-- Exercise --
A verbatim copy of all entries is the expected output.

-- Data section --
-- -- --

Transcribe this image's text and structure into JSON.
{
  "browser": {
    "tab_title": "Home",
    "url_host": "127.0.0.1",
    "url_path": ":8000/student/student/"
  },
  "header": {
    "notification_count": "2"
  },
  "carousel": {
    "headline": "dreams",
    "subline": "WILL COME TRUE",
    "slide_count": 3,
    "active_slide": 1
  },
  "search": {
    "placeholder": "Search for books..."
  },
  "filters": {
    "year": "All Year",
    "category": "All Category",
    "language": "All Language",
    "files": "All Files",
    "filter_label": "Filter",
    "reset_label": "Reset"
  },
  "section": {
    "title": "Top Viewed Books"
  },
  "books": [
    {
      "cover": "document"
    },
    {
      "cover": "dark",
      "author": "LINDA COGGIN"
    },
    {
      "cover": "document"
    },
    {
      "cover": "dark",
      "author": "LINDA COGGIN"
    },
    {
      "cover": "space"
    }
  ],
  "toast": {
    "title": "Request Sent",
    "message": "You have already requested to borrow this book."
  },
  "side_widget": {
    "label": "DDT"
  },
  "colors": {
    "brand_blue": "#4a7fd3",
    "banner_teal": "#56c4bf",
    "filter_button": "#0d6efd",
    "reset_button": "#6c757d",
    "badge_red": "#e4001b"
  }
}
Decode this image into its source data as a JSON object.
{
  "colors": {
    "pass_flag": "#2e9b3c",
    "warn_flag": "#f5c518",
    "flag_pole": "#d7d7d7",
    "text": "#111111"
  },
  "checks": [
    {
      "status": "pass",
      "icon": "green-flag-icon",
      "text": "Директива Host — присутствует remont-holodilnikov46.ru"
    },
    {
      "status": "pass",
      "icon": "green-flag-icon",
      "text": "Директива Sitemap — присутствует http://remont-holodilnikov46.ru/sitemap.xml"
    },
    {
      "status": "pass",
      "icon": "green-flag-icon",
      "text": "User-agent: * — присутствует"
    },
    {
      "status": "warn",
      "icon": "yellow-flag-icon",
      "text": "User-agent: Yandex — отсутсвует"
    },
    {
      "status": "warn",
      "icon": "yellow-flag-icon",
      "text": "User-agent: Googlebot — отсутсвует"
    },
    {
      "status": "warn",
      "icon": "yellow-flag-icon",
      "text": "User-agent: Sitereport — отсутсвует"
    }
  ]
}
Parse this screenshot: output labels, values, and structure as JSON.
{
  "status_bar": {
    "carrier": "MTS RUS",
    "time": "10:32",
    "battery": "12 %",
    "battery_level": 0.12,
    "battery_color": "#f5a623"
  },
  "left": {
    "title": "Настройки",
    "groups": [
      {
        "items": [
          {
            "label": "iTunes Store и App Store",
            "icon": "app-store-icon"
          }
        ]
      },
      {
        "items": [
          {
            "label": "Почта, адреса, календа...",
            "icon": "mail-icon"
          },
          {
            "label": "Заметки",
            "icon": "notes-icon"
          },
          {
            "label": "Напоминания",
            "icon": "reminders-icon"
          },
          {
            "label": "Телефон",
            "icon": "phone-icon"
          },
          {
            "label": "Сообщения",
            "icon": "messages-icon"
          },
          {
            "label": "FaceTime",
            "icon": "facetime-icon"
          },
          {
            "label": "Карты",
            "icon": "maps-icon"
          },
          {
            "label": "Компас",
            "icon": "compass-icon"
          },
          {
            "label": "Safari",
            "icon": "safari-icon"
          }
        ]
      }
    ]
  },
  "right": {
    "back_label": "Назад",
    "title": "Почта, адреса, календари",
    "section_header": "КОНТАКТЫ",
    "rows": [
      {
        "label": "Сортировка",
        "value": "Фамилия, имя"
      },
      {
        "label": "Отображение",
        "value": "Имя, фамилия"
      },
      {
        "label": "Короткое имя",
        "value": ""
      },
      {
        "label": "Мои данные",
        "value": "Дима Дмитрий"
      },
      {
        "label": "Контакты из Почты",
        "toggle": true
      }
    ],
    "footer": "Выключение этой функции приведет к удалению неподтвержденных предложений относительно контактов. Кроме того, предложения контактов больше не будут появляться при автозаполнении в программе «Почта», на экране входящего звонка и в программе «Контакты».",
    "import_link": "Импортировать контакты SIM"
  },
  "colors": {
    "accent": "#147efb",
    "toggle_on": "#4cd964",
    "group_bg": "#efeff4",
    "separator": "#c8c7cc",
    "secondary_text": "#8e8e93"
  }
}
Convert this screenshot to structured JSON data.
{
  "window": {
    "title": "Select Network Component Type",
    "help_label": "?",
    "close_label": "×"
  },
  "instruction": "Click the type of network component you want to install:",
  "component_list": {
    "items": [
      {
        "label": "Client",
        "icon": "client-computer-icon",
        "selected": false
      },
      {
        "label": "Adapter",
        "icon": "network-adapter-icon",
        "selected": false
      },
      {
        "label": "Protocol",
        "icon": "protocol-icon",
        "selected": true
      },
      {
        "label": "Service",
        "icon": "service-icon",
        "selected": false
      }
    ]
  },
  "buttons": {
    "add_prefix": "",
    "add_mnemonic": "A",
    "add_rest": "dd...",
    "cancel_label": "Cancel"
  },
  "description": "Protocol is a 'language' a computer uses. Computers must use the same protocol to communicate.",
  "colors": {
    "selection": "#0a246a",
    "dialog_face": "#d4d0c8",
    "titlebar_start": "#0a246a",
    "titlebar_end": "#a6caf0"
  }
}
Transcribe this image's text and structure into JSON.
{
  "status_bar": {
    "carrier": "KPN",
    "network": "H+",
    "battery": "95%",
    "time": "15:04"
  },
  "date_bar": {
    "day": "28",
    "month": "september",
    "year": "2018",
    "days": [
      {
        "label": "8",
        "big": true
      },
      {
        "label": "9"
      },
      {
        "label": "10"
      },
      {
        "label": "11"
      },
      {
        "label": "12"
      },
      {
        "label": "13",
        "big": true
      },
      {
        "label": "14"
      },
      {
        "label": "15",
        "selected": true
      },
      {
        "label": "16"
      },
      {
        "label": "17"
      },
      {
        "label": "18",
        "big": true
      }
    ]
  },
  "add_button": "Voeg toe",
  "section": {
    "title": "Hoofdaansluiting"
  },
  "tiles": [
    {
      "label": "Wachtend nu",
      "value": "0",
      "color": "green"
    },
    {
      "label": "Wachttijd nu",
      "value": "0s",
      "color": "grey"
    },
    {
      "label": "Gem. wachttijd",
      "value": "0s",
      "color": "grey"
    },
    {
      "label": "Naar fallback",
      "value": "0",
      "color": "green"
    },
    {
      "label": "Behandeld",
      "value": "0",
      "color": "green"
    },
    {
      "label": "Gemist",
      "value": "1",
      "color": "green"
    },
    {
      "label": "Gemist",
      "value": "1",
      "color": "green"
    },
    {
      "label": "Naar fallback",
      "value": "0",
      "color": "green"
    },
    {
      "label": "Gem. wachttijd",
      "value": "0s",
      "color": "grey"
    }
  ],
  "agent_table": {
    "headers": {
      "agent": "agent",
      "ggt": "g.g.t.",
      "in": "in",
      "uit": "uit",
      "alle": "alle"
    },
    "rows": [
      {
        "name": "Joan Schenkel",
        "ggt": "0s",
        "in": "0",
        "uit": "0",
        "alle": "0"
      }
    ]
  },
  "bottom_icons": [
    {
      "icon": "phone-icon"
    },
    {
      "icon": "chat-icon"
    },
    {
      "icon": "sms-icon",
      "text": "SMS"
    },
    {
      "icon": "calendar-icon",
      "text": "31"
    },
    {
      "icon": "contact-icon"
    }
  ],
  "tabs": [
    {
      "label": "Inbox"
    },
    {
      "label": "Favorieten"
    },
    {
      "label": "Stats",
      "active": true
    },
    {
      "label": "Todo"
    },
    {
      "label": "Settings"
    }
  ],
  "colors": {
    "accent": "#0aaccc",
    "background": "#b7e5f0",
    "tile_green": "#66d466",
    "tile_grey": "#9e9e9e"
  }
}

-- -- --

-- Written solution --
Transcribe this image's text and structure into JSON.
{
  "browser": {
    "tab_title": "Home",
    "url_host": "127.0.0.1",
    "url_path": ":8000/student/student/"
  },
  "header": {
    "notification_count": "2"
  },
  "carousel": {
    "headline": "dreams",
    "subline": "WILL COME TRUE",
    "slide_count": 3,
    "active_slide": 1
  },
  "search": {
    "placeholder": "Search for books..."
  },
  "filters": {
    "year": "All Year",
    "category": "All Category",
    "language": "All Language",
    "files": "All Files",
    "filter_label": "Filter",
    "reset_label": "Reset"
  },
  "section": {
    "title": "Top Viewed Books"
  },
  "books": [
    {
      "cover": "document"
    },
    {
      "cover": "dark",
      "author": "LINDA COGGIN"
    },
    {
      "cover": "document"
    },
    {
      "cover": "dark",
      "author": "LINDA COGGIN"
    },
    {
      "cover": "space"
    }
  ],
  "toast": {
    "title": "Request Sent",
    "message": "You have already requested to borrow this book."
  },
  "side_widget": {
    "label": "DDT"
  },
  "colors": {
    "brand_blue": "#4a7fd3",
    "banner_teal": "#56c4bf",
    "filter_button": "#0d6efd",
    "reset_button": "#6c757d",
    "badge_red": "#e4001b"
  }
}
Decode this image into its source data as a JSON object.
{
  "colors": {
    "pass_flag": "#2e9b3c",
    "warn_flag": "#f5c518",
    "flag_pole": "#d7d7d7",
    "text": "#111111"
  },
  "checks": [
    {
      "status": "pass",
      "icon": "green-flag-icon",
      "text": "Директива Host — присутствует remont-holodilnikov46.ru"
    },
    {
      "status": "pass",
      "icon": "green-flag-icon",
      "text": "Директива Sitemap — присутствует http://remont-holodilnikov46.ru/sitemap.xml"
    },
    {
      "status": "pass",
      "icon": "green-flag-icon",
      "text": "User-agent: * — присутствует"
    },
    {
      "status": "warn",
      "icon": "yellow-flag-icon",
      "text": "User-agent: Yandex — отсутсвует"
    },
    {
      "status": "warn",
      "icon": "yellow-flag-icon",
      "text": "User-agent: Googlebot — отсутсвует"
    },
    {
      "status": "warn",
      "icon": "yellow-flag-icon",
      "text": "User-agent: Sitereport — отсутсвует"
    }
  ]
}
Parse this screenshot: output labels, values, and structure as JSON.
{
  "status_bar": {
    "carrier": "MTS RUS",
    "time": "10:32",
    "battery": "12 %",
    "battery_level": 0.12,
    "battery_color": "#f5a623"
  },
  "left": {
    "title": "Настройки",
    "groups": [
      {
        "items": [
          {
            "label": "iTunes Store и App Store",
            "icon": "app-store-icon"
          }
        ]
      },
      {
        "items": [
          {
            "label": "Почта, адреса, календа...",
            "icon": "mail-icon"
          },
          {
            "label": "Заметки",
            "icon": "notes-icon"
          },
          {
            "label": "Напоминания",
            "icon": "reminders-icon"
          },
          {
            "label": "Телефон",
            "icon": "phone-icon"
          },
          {
            "label": "Сообщения",
            "icon": "messages-icon"
          },
          {
            "label": "FaceTime",
            "icon": "facetime-icon"
          },
          {
            "label": "Карты",
            "icon": "maps-icon"
          },
          {
            "label": "Компас",
            "icon": "compass-icon"
          },
          {
            "label": "Safari",
            "icon": "safari-icon"
          }
        ]
      }
    ]
  },
  "right": {
    "back_label": "Назад",
    "title": "Почта, адреса, календари",
    "section_header": "КОНТАКТЫ",
    "rows": [
      {
        "label": "Сортировка",
        "value": "Фамилия, имя"
      },
      {
        "label": "Отображение",
        "value": "Имя, фамилия"
      },
      {
        "label": "Короткое имя",
        "value": ""
      },
      {
        "label": "Мои данные",
        "value": "Дима Дмитрий"
      },
      {
        "label": "Контакты из Почты",
        "toggle": true
      }
    ],
    "footer": "Выключение этой функции приведет к удалению неподтвержденных предложений относительно контактов. Кроме того, предложения контактов больше не будут появляться при автозаполнении в программе «Почта», на экране входящего звонка и в программе «Контакты».",
    "import_link": "Импортировать контакты SIM"
  },
  "colors": {
    "accent": "#147efb",
    "toggle_on": "#4cd964",
    "group_bg": "#efeff4",
    "separator": "#c8c7cc",
    "secondary_text": "#8e8e93"
  }
}
Convert this screenshot to structured JSON data.
{
  "window": {
    "title": "Select Network Component Type",
    "help_label": "?",
    "close_label": "×"
  },
  "instruction": "Click the type of network component you want to install:",
  "component_list": {
    "items": [
      {
        "label": "Client",
        "icon": "client-computer-icon",
        "selected": false
      },
      {
        "label": "Adapter",
        "icon": "network-adapter-icon",
        "selected": false
      },
      {
        "label": "Protocol",
        "icon": "protocol-icon",
        "selected": true
      },
      {
        "label": "Service",
        "icon": "service-icon",
        "selected": false
      }
    ]
  },
  "buttons": {
    "add_prefix": "",
    "add_mnemonic": "A",
    "add_rest": "dd...",
    "cancel_label": "Cancel"
  },
  "description": "Protocol is a 'language' a computer uses. Computers must use the same protocol to communicate.",
  "colors": {
    "selection": "#0a246a",
    "dialog_face": "#d4d0c8",
    "titlebar_start": "#0a246a",
    "titlebar_end": "#a6caf0"
  }
}
Transcribe this image's text and structure into JSON.
{
  "status_bar": {
    "carrier": "KPN",
    "network": "H+",
    "battery": "95%",
    "time": "15:04"
  },
  "date_bar": {
    "day": "28",
    "month": "september",
    "year": "2018",
    "days": [
      {
        "label": "8",
        "big": true
      },
      {
        "label": "9"
      },
      {
        "label": "10"
      },
      {
        "label": "11"
      },
      {
        "label": "12"
      },
      {
        "label": "13",
        "big": true
      },
      {
        "label": "14"
      },
      {
        "label": "15",
        "selected": true
      },
      {
        "label": "16"
      },
      {
        "label": "17"
      },
      {
        "label": "18",
        "big": true
      }
    ]
  },
  "add_button": "Voeg toe",
  "section": {
    "title": "Hoofdaansluiting"
  },
  "tiles": [
    {
      "label": "Wachtend nu",
      "value": "0",
      "color": "green"
    },
    {
      "label": "Wachttijd nu",
      "value": "0s",
      "color": "grey"
    },
    {
      "label": "Gem. wachttijd",
      "value": "0s",
      "color": "grey"
    },
    {
      "label": "Naar fallback",
      "value": "0",
      "color": "green"
    },
    {
      "label": "Behandeld",
      "value": "0",
      "color": "green"
    },
    {
      "label": "Gemist",
      "value": "1",
      "color": "green"
    },
    {
      "label": "Gemist",
      "value": "1",
      "color": "green"
    },
    {
      "label": "Naar fallback",
      "value": "0",
      "color": "green"
    },
    {
      "label": "Gem. wachttijd",
      "value": "0s",
      "color": "grey"
    }
  ],
  "agent_table": {
    "headers": {
      "agent": "agent",
      "ggt": "g.g.t.",
      "in": "in",
      "uit": "uit",
      "alle": "alle"
    },
    "rows": [
      {
        "name": "Joan Schenkel",
        "ggt": "0s",
        "in": "0",
        "uit": "0",
        "alle": "0"
      }
    ]
  },
  "bottom_icons": [
    {
      "icon": "phone-icon"
    },
    {
      "icon": "chat-icon"
    },
    {
      "icon": "sms-icon",
      "text": "SMS"
    },
    {
      "icon": "calendar-icon",
      "text": "31"
    },
    {
      "icon": "contact-icon"
    }
  ],
  "tabs": [
    {
      "label": "Inbox"
    },
    {
      "label": "Favorieten"
    },
    {
      "label": "Stats",
      "active": true
    },
    {
      "label": "Todo"
    },
    {
      "label": "Settings"
    }
  ],
  "colors": {
    "accent": "#0aaccc",
    "background": "#b7e5f0",
    "tile_green": "#66d466",
    "tile_grey": "#9e9e9e"
  }
}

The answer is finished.